The British Board of Film Classification (BBFC) has decided that ‘Harry Potter and the Goblet of Fire’ has the potential to frighten some children and hence was awarded with a 12A certificate. Children under twelve can watch the film only if they are accompanied by an adult.
The three Harry Potter films released till now were given only a PG rating which allowed children of any age to watch them unaccompanied. BBFC felt that the movie was darker and more intense than its predecessors.
In America, the film received a PG-13 rating which indicates that it may be considered inappropriate for pre-teens, but children under 13 are not barred from admission.
As per the guidelines for a 12A film, “moderate threat and menace with occasional gory moments only” along with infrequent swearing, which includes the “f” word, and “discreet” nudity are only allowed.
Concerned that the directive could disappoint thousands of children who are fans of Harry Potter series, which has become a legend for the children of this generation, David Cooke, the BBFC director, watched the film in person and permitted the 12A classification.
BBFC was also reportedly worried that the film could affect children with sensitive natures. In fact, before Harry Potter and the Goblet of Fire was released, J.K.Rowling warned that the book might have some unpleasant instances which would include murder of a character.
Mike Newell, maker of the movie, is said to have recreated that atmosphere present in the book quite accurately in the film. Scenes which were of concern to the BBFC included “a gang of hooded Death Eaters”. Slated for release on November 18, the film also has quite a few scenes of spiders which mighty be considered too cruel for certain pre-teen children. The language has also matured with the ageing of characters who do not hesitate anymore to use aggressive language. The censor’s advice for parents is that the film contains “moderate fantasy violence, threat and horror”.
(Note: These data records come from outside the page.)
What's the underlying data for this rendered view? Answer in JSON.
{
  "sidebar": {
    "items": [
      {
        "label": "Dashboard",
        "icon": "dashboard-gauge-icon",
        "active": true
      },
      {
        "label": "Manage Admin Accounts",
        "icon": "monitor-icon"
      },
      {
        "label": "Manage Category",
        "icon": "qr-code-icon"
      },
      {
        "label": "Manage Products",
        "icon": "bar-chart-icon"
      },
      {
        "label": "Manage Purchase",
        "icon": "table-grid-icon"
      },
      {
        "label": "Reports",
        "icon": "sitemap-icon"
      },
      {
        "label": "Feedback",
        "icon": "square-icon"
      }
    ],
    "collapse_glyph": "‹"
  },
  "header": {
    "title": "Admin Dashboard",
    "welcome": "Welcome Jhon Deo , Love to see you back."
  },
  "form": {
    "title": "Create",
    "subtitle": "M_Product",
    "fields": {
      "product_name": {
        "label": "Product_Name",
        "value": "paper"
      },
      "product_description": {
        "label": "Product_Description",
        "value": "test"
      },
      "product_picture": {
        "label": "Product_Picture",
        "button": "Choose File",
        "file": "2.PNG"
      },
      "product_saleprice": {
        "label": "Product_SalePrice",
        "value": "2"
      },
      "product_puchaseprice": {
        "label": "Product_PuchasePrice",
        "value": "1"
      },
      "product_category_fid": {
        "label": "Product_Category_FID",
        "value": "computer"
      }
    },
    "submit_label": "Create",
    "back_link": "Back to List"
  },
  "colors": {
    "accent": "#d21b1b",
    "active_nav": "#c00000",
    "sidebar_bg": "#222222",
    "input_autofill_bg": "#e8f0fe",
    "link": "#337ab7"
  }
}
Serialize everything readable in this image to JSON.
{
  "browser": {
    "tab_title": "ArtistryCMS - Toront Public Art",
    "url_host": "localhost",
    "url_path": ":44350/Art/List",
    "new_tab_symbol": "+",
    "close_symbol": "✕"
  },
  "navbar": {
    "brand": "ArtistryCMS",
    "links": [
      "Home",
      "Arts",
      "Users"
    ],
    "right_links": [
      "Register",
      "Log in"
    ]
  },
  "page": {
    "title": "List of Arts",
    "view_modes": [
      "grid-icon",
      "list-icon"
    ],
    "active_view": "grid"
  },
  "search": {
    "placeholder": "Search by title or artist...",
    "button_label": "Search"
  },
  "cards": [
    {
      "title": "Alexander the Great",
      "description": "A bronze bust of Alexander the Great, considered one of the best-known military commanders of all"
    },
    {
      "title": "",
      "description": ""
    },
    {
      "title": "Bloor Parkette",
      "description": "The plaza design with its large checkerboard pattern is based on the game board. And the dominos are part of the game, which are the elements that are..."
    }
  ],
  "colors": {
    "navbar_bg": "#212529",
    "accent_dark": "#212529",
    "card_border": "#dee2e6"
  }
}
The BBFC said: “The tone of the film is much scarier and darker than its predecessors. We expect most parents will still take their children but they should be aware that youngsters of a nervous disposition might be upset.”